Next is a sequence in which the self-girl is unconscious in the back of a car, between two of her symptoms. She is driven to an entirely unknown and terrifying destination. One of her symptoms carries her out of the car and hands her over to a derelect looking man. Then they literally abandon her there, in a chair in front of a trailer by a campfire. We see her momentarily looking around, confused … and then she is passed out, unconscious, in the chair.
Now we see her frantically running through night-time streets, populated by strangers who are walking towards her, lunging at her; she is terrified, lost, doesn’t know where she is or how she got there. Have our symptoms ever taken us places we didn’t want to be?
Meanwhile, the other symptoms are running and looking for her (are they chasing her? doesn’t it feel sometimes like our symptoms track us down?). One of them is in a derelect room, again trying to assemble the shattered pieces of broken mirror. Our girl runs in breathless from the street, into a devastated room strewn with refuse, and collapses on a bed, exhausted.
Who else feels utterly confused, bewildered and exhausted after a manic cycle? One of her symptoms finds her and strokes her hair. Another assembles broken mirror shards; he sees her reflection in one of the pieces, but her eyes are empty, filled with blinding white light.
I remember the first time that my medications interrupted what had been a lifetime of incredibly predictable cycles of mania and depression, which traditionally had been broken up by only a few days of “in-between.” I literally didn’t know what normal felt like. The new medication routine put me in “normal” for ten straight days — which was extremely confusing and uncomfortable … I didn’t know who I was, I felt incredibly weird, and I actually missed being manic. This sequence in the video totally reminded me of that.

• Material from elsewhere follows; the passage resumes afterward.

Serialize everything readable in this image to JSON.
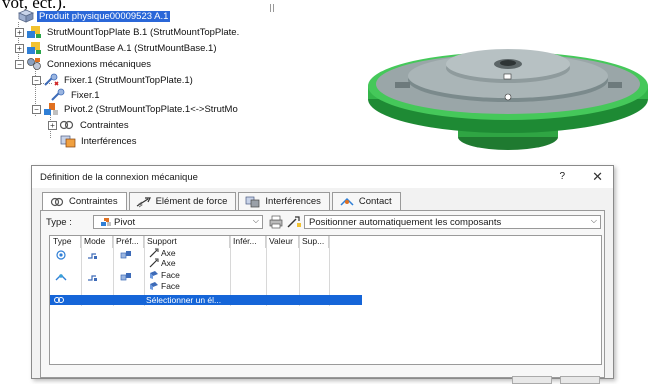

On their own, the lyrics to the song, “Destination Unknown,” can be read as relevant to the subject of mental illness:
Life is so strange, when you don’t know.
How can you tell where you’re going to?
You can’t be sure of any situation.
Something could change, and then you won’t know.
You ask yourself: Where do we go from here?
It seems so all too near.
Just as far beyond as I can see.
I still don’t know what this all means to me.
So you tell yourself: I have nowhere to go!
I don’t know what to do!
And I don’t even know the time of day …
I guess, it doesn’t matter any way.
In the context of the video the words take on a deeper meaning — to me. Sure, I can see where all of this might seem trivial and juvenile to somebody else … and that’s cool. The Missing Persons didn’t write this song, and the video director didn’t plot out each scene, back in 1982, with my 2013 bipolar symptoms in mind. I’d have an entirely different diagnosis if I thought that (schizotypal?)
But I do wonder what the inspiration for the video imagery was? Was it strictly the song lyrics? Or did the subject of mental illness play any part? We’ll never know.
I suppose the point here is that I was able to find some inspiration for meaningful introspection from an unexpected place. And that’s always a nice destination to wind up at. Pretty cool song and video, too, if you don’t mind the weird 1980s fashions and hairdos.